“Also Salvador, for its strong religious influence, was, and still is, considered the “Roma Negra (Black Rome)” or “Meca Negra Black Mecca” of the African Diaspora. It is considered the city of all rhythms and charms.”
Wanelisa Xaba (South Africa)
“However, all of this charm for the “land of blackness” is over when we replace the historical-cultural with a political-economic view.”
“Looking from this critical approach, the political and economic conditions of blacks, we see that Bahia cannot be considered a “nação” (africana) (African nation)) in its broadest sense.”
Wangari Kinoti (Kenya) & Stephanie leitch (Trinidad and Tobago)
“The historical political-economic exclusion of blacks in Bahia, and its consequent and continuous social degradation, makes the “land of blackness” becomes a nightmare for black people themselves.”
Ntokozo Yingwana (South Africa)
“A land that, due to the concentration of political and economic power in the hands of whites, is more like an “African nation” experienced by racist terror of apartheid.”
Irene Patrick-Ogbogu (Nigeria) & stella nkhonya (Malawi)
“Where the conditions of housing, education and health access, urban violence, unemployment, illiteracy, infant mortality rate, and many other indicators relating to social conditions, are so unequal between whites and blacks, the expectation life of black people, in a region where they are the majority, are similar to the countries of the African continent.”
“Still, as a consequence of the exclusion of black spheres of political and economic power, there is in Bahia an intellectually oppressed black race, because the mental oppression by whites stifles the emergence of any mind or making of revolutionary consciousness of blackness.”
“The theft of culture, as an example, for those who are mostly in power, only allows the local black community to have access to the crumbs given by the executioners of black people.”
Marbre Stahly-Butts (Brooklyn USA) & Deirdre Smith Shabaaz (Oakland, CA USA)
“So the status quo remains the same between whites and blacks, with the latter remaining in the support base of society.”
Makayla Gilliam (Price, Baltimore USA)
“As such, for Bahia to become a true “African nation” where the black presence is marked in all its aspects, it is a must to have a greater black participation in the spheres of political and economic power of this state, in proportion to their numbers in the population.”
Ie, in order that Bahia become a “nação Africana”, a true “terra da negritude”, it is necessary that 82% of spheres of government (executive, legislative and judicial) are occupied by representatives of black people.
“That 82% of the political-economic power of the region is concentrated and partitioned among that 82% of the black population. That the means of information and communication are legitimately in the custody of that portion of the population.”
“And that social institutions (schools, churches, universities, etc) be blackened, proportionally, for the good of the local population.”
Dean (Atlanta, GA)
“That, finally, all areas of human life are represented, when not appropriated, proportionally among black men and women.”

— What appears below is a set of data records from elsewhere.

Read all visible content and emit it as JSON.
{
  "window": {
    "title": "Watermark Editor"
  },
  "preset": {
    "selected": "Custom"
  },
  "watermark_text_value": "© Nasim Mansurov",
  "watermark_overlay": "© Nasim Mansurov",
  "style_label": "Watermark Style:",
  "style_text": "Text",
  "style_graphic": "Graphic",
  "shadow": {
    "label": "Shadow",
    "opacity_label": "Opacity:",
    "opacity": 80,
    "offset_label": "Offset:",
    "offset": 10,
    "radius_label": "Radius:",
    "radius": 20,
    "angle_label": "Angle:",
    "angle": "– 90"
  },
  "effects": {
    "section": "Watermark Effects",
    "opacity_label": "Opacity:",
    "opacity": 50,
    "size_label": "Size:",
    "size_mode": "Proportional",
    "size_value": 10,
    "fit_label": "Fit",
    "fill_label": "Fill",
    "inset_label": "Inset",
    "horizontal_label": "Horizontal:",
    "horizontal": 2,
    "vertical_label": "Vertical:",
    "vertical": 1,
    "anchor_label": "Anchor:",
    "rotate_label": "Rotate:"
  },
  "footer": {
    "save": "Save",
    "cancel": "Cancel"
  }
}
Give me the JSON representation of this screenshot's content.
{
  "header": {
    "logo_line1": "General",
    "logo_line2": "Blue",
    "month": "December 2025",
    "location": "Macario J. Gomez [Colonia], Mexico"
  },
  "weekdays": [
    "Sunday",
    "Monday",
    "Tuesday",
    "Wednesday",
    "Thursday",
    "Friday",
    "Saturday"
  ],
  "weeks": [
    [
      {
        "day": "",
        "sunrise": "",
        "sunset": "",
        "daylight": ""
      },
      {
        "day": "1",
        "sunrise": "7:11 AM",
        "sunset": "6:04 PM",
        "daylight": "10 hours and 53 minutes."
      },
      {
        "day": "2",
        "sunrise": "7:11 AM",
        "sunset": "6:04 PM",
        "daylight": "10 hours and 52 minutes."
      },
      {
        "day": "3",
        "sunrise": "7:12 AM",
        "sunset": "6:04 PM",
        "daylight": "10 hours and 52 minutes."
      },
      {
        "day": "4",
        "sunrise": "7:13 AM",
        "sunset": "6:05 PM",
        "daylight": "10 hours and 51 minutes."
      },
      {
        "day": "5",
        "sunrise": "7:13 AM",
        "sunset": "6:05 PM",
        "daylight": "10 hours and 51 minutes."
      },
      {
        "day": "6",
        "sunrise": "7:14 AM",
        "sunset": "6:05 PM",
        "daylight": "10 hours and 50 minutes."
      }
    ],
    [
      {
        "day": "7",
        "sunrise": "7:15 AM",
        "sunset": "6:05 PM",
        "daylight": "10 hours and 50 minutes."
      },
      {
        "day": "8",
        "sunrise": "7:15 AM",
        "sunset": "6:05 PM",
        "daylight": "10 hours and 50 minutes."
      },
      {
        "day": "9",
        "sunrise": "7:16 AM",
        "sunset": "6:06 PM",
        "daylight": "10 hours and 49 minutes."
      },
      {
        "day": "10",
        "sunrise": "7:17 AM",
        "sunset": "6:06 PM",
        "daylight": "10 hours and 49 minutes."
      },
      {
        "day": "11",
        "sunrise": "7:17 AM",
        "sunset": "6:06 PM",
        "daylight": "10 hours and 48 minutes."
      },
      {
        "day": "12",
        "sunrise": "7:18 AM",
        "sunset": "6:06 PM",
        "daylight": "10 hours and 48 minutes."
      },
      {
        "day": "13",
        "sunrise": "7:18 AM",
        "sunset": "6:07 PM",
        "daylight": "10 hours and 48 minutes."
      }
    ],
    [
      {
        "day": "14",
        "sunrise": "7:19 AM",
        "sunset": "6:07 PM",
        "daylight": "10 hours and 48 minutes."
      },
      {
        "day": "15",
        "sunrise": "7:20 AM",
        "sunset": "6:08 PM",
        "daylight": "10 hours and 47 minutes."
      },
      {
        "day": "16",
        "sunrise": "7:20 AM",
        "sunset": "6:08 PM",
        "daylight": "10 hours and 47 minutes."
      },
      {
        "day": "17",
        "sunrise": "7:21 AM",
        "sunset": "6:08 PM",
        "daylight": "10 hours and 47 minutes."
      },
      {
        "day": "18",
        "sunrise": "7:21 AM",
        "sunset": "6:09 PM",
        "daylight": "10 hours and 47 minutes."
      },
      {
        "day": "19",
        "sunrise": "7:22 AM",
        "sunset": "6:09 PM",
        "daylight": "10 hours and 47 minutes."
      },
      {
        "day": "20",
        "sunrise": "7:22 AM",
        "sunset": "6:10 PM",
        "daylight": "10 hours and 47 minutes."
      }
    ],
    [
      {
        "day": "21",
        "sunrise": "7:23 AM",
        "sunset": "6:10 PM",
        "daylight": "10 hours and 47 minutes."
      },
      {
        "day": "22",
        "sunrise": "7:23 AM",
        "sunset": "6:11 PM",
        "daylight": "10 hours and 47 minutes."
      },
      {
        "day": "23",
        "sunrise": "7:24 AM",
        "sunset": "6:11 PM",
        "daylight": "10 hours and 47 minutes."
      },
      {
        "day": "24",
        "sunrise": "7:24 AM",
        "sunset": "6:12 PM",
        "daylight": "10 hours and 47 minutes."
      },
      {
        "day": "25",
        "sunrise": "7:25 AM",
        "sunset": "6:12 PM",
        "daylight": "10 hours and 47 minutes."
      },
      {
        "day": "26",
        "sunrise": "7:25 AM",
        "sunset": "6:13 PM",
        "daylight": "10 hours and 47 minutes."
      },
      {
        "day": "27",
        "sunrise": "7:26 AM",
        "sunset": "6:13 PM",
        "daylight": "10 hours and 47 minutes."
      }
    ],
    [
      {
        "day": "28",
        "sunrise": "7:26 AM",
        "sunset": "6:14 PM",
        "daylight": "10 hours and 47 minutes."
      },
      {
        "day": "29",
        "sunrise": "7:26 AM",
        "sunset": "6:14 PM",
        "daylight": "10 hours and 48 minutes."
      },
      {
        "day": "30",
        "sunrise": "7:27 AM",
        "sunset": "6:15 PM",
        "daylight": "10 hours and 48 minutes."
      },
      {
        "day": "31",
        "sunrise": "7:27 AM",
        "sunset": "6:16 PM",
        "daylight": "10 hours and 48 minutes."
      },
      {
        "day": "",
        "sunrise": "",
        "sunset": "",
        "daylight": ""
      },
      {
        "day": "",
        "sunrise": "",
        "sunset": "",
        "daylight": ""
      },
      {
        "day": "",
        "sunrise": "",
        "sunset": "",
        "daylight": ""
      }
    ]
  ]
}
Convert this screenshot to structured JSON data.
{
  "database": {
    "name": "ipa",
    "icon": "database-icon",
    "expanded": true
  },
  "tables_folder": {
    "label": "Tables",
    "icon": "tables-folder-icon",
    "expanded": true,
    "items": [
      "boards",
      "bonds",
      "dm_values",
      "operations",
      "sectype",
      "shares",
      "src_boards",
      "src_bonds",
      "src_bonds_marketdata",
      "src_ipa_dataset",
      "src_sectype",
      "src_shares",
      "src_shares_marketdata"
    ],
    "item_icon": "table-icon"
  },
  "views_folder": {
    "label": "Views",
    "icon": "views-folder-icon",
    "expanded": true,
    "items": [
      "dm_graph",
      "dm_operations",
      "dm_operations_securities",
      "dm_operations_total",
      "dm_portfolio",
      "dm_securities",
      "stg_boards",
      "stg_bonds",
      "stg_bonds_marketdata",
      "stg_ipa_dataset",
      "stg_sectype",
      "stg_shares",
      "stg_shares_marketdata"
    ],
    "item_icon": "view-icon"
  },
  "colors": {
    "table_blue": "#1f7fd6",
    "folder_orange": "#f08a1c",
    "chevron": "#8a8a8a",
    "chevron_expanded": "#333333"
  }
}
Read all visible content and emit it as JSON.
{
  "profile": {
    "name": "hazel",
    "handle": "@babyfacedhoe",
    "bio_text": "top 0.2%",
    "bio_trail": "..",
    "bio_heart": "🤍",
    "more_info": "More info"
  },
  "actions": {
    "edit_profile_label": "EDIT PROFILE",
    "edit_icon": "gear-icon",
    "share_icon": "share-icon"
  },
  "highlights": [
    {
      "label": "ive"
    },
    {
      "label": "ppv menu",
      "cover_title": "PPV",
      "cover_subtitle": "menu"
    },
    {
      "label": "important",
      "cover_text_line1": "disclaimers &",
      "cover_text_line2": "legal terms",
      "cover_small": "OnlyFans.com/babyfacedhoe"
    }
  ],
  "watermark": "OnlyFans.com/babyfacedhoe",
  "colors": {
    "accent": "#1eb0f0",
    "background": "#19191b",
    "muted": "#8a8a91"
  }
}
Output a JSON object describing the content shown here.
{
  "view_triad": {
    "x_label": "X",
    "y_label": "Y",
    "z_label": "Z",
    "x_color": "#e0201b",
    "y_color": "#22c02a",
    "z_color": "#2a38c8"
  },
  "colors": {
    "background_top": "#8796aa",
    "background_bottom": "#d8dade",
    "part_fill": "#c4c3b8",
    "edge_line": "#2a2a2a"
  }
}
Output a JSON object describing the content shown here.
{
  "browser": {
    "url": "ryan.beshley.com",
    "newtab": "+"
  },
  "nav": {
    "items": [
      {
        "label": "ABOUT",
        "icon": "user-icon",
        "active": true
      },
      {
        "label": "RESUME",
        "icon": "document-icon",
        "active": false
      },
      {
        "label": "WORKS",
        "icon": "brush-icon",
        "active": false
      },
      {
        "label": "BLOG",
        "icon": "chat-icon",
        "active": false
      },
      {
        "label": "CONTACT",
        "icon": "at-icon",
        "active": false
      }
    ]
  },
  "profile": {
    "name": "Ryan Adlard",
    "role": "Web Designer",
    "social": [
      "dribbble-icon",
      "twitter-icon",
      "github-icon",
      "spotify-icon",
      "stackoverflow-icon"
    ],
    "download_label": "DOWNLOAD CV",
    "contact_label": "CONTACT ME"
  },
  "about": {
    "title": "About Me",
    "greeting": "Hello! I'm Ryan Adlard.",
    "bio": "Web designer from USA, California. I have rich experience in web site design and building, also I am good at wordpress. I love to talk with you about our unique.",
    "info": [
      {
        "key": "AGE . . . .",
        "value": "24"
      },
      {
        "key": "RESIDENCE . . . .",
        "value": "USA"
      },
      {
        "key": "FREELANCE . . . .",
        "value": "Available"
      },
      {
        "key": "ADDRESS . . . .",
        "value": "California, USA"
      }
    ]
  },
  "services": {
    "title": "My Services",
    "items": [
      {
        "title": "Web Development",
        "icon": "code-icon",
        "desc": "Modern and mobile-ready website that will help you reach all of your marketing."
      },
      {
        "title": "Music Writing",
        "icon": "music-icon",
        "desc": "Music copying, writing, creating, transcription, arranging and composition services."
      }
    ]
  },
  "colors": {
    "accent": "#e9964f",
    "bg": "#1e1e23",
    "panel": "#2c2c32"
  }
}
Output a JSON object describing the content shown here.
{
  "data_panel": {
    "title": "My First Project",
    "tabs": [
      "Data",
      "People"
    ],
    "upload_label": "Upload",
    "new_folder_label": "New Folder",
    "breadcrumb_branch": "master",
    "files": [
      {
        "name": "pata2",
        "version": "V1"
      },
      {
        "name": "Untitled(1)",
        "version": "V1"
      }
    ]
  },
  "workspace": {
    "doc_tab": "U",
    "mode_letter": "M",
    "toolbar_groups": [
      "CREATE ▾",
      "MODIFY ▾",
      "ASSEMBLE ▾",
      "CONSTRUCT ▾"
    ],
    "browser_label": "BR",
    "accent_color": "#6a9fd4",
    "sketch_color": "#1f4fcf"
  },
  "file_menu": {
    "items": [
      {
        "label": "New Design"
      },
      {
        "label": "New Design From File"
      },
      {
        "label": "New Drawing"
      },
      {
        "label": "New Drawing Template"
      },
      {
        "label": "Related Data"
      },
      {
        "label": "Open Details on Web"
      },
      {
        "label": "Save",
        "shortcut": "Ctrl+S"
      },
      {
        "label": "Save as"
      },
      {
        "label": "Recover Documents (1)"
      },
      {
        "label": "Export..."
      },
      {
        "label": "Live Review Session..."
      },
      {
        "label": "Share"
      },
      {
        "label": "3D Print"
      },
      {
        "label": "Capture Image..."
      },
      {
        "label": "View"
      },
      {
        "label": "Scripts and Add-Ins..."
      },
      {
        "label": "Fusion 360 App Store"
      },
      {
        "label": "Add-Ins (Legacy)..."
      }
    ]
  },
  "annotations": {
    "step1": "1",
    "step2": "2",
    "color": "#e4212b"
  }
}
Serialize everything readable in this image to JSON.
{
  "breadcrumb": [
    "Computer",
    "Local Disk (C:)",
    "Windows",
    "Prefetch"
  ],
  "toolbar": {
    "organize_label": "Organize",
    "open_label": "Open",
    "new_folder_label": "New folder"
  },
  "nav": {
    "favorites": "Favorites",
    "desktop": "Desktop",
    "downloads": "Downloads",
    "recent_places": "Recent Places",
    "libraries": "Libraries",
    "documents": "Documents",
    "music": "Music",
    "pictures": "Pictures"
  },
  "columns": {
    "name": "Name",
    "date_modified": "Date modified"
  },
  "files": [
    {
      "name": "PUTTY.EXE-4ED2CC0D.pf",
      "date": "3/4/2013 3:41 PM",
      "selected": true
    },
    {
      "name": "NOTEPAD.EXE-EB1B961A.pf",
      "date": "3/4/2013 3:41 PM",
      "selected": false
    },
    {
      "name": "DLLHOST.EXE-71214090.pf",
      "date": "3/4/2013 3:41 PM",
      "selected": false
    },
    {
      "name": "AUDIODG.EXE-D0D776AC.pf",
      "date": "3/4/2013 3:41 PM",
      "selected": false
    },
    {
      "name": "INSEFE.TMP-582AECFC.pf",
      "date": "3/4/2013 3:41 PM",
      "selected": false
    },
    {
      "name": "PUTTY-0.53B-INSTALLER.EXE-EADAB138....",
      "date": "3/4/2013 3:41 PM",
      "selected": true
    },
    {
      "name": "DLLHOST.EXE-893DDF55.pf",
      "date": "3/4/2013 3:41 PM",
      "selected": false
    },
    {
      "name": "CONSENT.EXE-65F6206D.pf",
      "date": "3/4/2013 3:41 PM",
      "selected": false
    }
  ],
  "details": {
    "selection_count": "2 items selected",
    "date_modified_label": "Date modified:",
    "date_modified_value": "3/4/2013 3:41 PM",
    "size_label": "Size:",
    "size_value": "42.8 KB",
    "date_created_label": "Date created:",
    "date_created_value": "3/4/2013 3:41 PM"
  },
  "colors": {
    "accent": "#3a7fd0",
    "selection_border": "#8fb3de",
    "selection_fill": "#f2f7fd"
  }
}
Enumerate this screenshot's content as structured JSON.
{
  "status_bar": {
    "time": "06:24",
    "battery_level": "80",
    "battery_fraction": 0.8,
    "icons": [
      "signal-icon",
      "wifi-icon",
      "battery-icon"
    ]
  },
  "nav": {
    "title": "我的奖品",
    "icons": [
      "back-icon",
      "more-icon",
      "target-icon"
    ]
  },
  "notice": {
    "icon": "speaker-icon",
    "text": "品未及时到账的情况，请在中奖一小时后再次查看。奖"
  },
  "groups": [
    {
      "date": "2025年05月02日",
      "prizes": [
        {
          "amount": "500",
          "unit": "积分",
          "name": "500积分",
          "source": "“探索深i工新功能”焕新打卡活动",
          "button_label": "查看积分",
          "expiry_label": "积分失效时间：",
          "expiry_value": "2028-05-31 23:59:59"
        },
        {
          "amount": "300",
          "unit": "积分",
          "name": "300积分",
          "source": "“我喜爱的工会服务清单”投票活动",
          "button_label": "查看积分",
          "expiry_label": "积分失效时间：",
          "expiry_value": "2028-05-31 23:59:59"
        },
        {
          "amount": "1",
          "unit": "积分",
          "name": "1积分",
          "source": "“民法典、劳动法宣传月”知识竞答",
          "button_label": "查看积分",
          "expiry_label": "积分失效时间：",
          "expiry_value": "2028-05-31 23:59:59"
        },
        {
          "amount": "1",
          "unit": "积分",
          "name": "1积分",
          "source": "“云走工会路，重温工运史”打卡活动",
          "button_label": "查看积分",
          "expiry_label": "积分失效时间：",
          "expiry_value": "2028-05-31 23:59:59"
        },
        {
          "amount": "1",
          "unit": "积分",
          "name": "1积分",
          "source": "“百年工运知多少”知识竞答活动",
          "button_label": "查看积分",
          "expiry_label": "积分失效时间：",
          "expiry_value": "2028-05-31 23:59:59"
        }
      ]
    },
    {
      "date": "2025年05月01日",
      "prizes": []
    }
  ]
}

“It is treading these paths, in my view, that we legitimize Bahia as “land of blackness.” Is weaving and realizing these goals that, finally, we may in the future, treat Bahia as a true “African nation”’
“Only when all aspects of social life, including political and economic, are filled with blackness or Africanness, can we say that there is “An African Nation Called Bahia”.
Sonya Renee Taylor (Oakland, CA)
“So, any political project that will enable the improvement of black people of Bahia should aim to materialize these objectives. Because true democracy is constituted with the embodiment of representative democracy. “‘
-Essay by José Raimundo dos Santos Silva for BlackWomenOfBrazil.co
Noirlinians is a love story by two wandering Daughters of the African diaspora